The Act defines disability in terms of one's ability to function in the workplace. 42 U.S.C. § 1382c(a)(3)(A). To meet the Act's definition of disability, a claimant must show that he "is unable to engage in any substantial gainful activity by reason of any medically determinable physical or mental impairment . . . which has lasted or can be expected to last for a continuous period of not less than twelve months." Id. The Commissioner has established a five-step process for evaluating disability claims. The process requires the Commissioner to determine sequentially whether the claimant: (i) is working; (ii) has a severe medical impairment; (iii) has a severe medical impairment that meets or equals the criteria of an impairment listed in the regulations; (iv) can return to his past work; and (v) can perform other work based upon his residual functional capacity, age, education and work experience. 20 C.F.R. § 416.920(a)(4). In this case, the ALJ found that Mr. Pevarnik "has the severe impairments of bipolar depression/anxiety, a personality disorder, and a history of alcohol dependence, but that he does not have an impairment, or combination of impairments, that meets or equals one contained" in the regulations. App. 18. In addition, the ALJ found that Mr. Pevarnik possessed the residual functional capacity to perform work available in the national economy and therefore did not meet the Act's definition of disability. Id. at 19.

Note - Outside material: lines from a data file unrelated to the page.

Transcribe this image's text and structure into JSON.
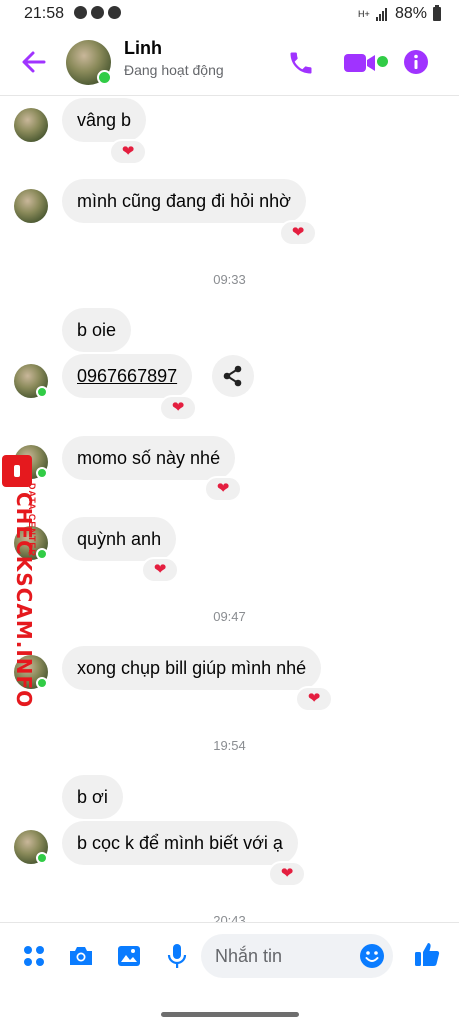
{
  "status_bar": {
    "time": "21:58",
    "network": "H+",
    "battery": "88%"
  },
  "header": {
    "name": "Linh",
    "status": "Đang hoạt động"
  },
  "watermark": {
    "brand": "CHECKSCAM.INFO",
    "sub": "DATA CENTER"
  },
  "messages": [
    {
      "text": "vâng b",
      "reaction": "❤"
    },
    {
      "text": "mình cũng đang đi hỏi nhờ",
      "reaction": "❤"
    },
    {
      "timestamp": "09:33"
    },
    {
      "text": "b oie"
    },
    {
      "text": "0967667897",
      "reaction": "❤"
    },
    {
      "text": "momo số này nhé",
      "reaction": "❤"
    },
    {
      "text": "quỳnh anh",
      "reaction": "❤"
    },
    {
      "timestamp": "09:47"
    },
    {
      "text": "xong chụp bill giúp mình nhé",
      "reaction": "❤"
    },
    {
      "timestamp": "19:54"
    },
    {
      "text": "b ơi"
    },
    {
      "text": "b cọc k để mình biết với ạ",
      "reaction": "❤"
    },
    {
      "timestamp": "20:43"
    }
  ],
  "composer": {
    "placeholder": "Nhắn tin"
  },
  "colors": {
    "accent": "#a033ff",
    "messenger_blue": "#0a7cff",
    "online": "#31cc46",
    "bubble": "#f0f0f0",
    "watermark": "#e5191e"
  },
  "icons": [
    "back-arrow-icon",
    "phone-icon",
    "video-icon",
    "info-icon",
    "share-icon",
    "apps-icon",
    "camera-icon",
    "gallery-icon",
    "microphone-icon",
    "emoji-icon",
    "like-icon"
  ]
}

The ALJ's findings are supported by substantial evidence in the record. Mr. Pevarnik's own statements indicate that he had no limitations in performing a variety of personal care and household tasks. The ALJ also reviewed reports submitted by several mental health professionals who evaluated Mr. Pevarnik. Many of these reports indicated that Mr. Pevarnik could care for himself and his finances without limitation and possessed a global assessment of functioning score of 65. Although the report of a physician identified as Mr. Pevarnik's treating psychiatrist indicated a more severe impairment and a global assessment of functioning score of 45, the ALJ noted that this report was inconsistent with this same psychiatrist's own notes documenting Mr. Pevarnik's prior sporadic visits of short duration with the physician, the opinions and reports of other consultative psychiatrists, and Mr. Pevarnik's own statements concerning his wide range of daily activities. Thus, the ALJ did not err in affording the treating psychiatrist's opinion only minimal weight.
The ALJ also heard testimony from a vocational expert concerning Mr. Pevarnik's ability to perform a job in the national economy. The ALJ asked the vocational expert to identify jobs, if any, requiring simple, routine, repetitive tasks, not performed in a production-or quota-based environment; involving only simple, work-related decisions and, in general, relatively few workplace changes; requiring no more than occasional interaction with supervisors and avoiding interaction and communication with co-workers and the general public; and requiring no prolonged reading for content or comprehension that a hypothetical person of Mr. Pevarnik's age, education and work experience could perform. Based upon this limiting criteria, the vocational expert identified a number of jobs available locally that such a person could perform. Thus, the ALJ did not err in determining that Mr. Pevarnik possessed the ability to perform work based upon his residual functional capacity, and we are satisfied that the ALJ's findings are supported by substantial evidence in the record.
We have considered all contentions of the parties and conclude that no further discussion is necessary.
The judgment of the District Court will be affirmed.